PROBLEM DETAILS = Return the whole listing exactly, omitting the pictures.

EXCERPTED DATA =
====================

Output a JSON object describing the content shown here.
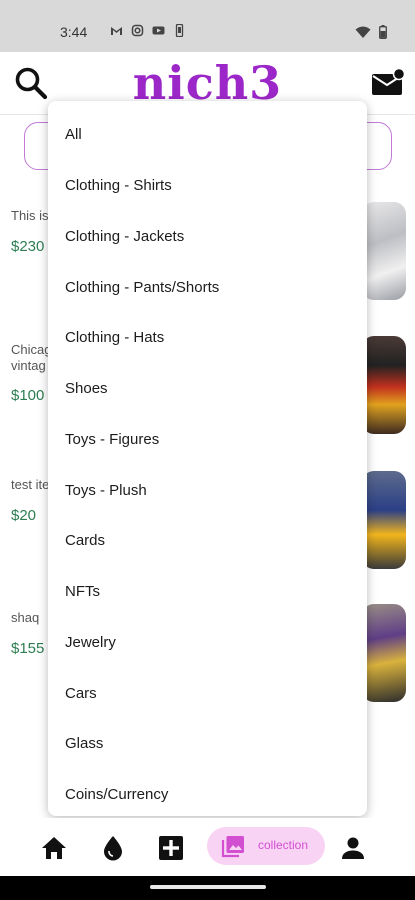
{
  "status_bar": {
    "time": "3:44"
  },
  "header": {
    "logo": "nich3"
  },
  "feed": [
    {
      "description": "This is",
      "price": "$230"
    },
    {
      "description": "Chicag\nvintag",
      "price": "$100"
    },
    {
      "description": "test ite",
      "price": "$20"
    },
    {
      "description": "shaq",
      "price": "$155"
    }
  ],
  "category_menu": {
    "items": [
      "All",
      "Clothing - Shirts",
      "Clothing - Jackets",
      "Clothing - Pants/Shorts",
      "Clothing - Hats",
      "Shoes",
      "Toys - Figures",
      "Toys - Plush",
      "Cards",
      "NFTs",
      "Jewelry",
      "Cars",
      "Glass",
      "Coins/Currency"
    ]
  },
  "bottom_nav": {
    "collection_label": "collection"
  },
  "colors": {
    "brand": "#9c27c9",
    "price": "#2e7d52",
    "collection_pill": "#f9d3f4"
  }
}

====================

WRITTEN REPLY =
Output a JSON object describing the content shown here.
{
  "status_bar": {
    "time": "3:44"
  },
  "header": {
    "logo": "nich3"
  },
  "feed": [
    {
      "description": "This is",
      "price": "$230"
    },
    {
      "description": "Chicag\nvintag",
      "price": "$100"
    },
    {
      "description": "test ite",
      "price": "$20"
    },
    {
      "description": "shaq",
      "price": "$155"
    }
  ],
  "category_menu": {
    "items": [
      "All",
      "Clothing - Shirts",
      "Clothing - Jackets",
      "Clothing - Pants/Shorts",
      "Clothing - Hats",
      "Shoes",
      "Toys - Figures",
      "Toys - Plush",
      "Cards",
      "NFTs",
      "Jewelry",
      "Cars",
      "Glass",
      "Coins/Currency"
    ]
  },
  "bottom_nav": {
    "collection_label": "collection"
  },
  "colors": {
    "brand": "#9c27c9",
    "price": "#2e7d52",
    "collection_pill": "#f9d3f4"
  }
}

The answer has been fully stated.